----- Provided entries -----

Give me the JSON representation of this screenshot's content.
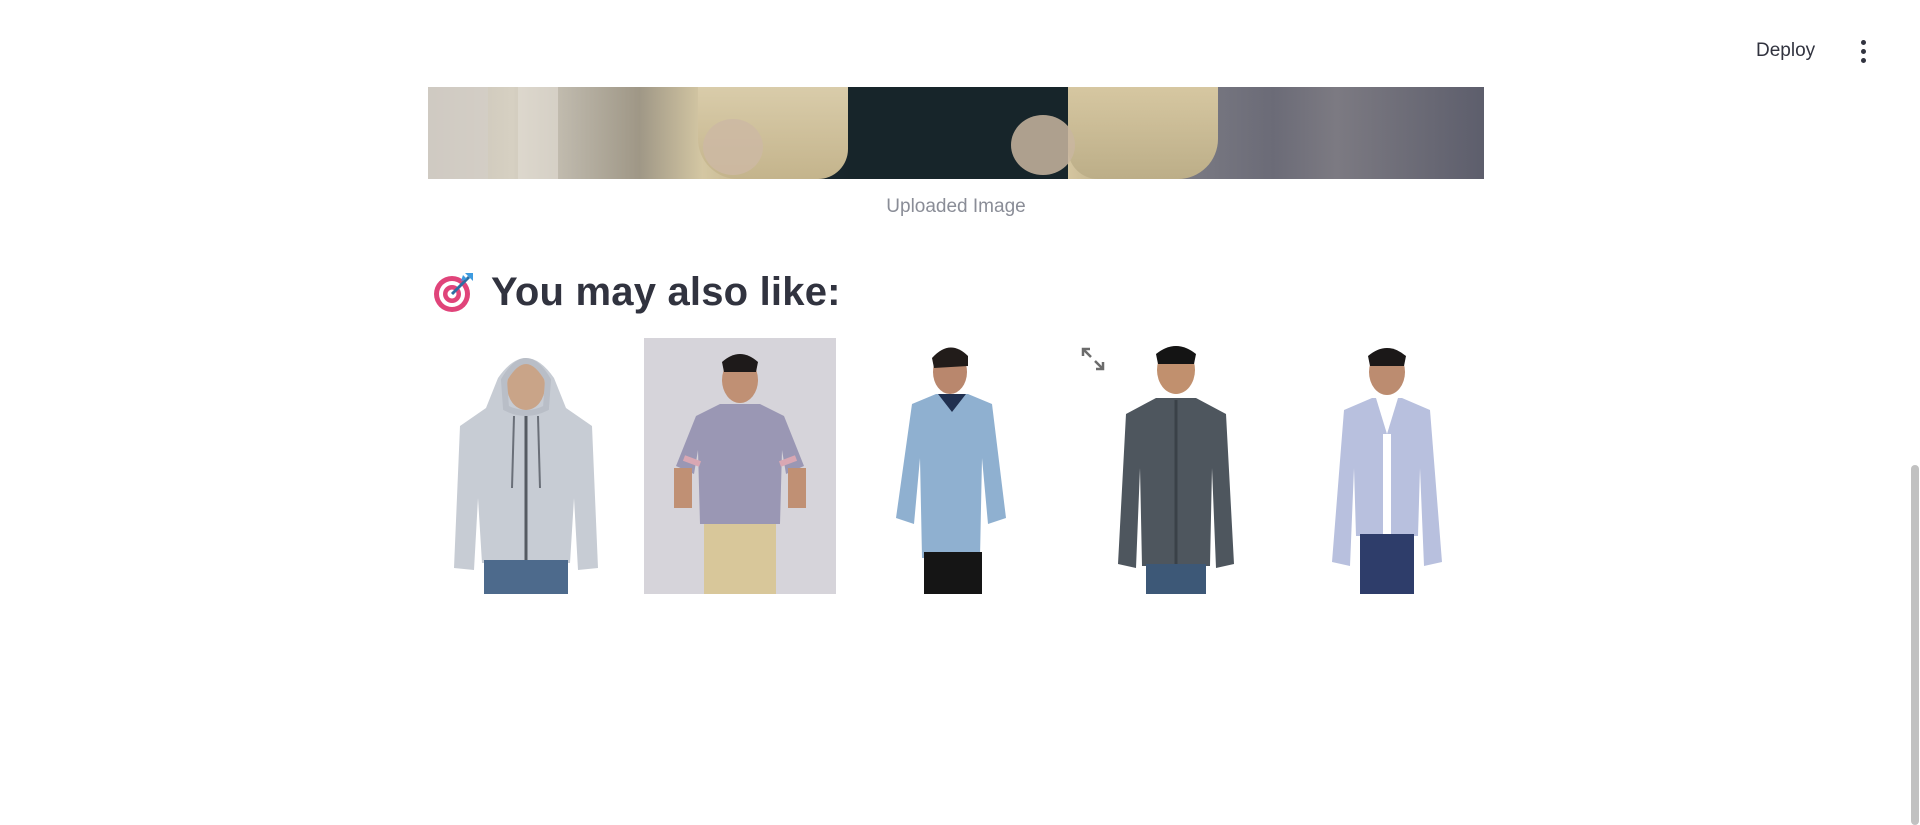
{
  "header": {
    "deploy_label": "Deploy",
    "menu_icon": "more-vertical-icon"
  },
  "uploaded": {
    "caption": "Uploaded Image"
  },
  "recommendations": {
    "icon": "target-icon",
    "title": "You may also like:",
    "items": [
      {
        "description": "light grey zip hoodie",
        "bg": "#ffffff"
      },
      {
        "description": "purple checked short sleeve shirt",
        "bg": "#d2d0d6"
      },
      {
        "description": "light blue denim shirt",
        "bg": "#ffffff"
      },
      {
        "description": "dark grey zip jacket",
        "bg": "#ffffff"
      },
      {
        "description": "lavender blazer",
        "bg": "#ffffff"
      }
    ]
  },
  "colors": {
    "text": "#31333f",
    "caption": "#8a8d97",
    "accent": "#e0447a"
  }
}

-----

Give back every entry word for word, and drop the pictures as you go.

# Your solution
Give me the JSON representation of this screenshot's content.
{
  "header": {
    "deploy_label": "Deploy",
    "menu_icon": "more-vertical-icon"
  },
  "uploaded": {
    "caption": "Uploaded Image"
  },
  "recommendations": {
    "icon": "target-icon",
    "title": "You may also like:",
    "items": [
      {
        "description": "light grey zip hoodie",
        "bg": "#ffffff"
      },
      {
        "description": "purple checked short sleeve shirt",
        "bg": "#d2d0d6"
      },
      {
        "description": "light blue denim shirt",
        "bg": "#ffffff"
      },
      {
        "description": "dark grey zip jacket",
        "bg": "#ffffff"
      },
      {
        "description": "lavender blazer",
        "bg": "#ffffff"
      }
    ]
  },
  "colors": {
    "text": "#31333f",
    "caption": "#8a8d97",
    "accent": "#e0447a"
  }
}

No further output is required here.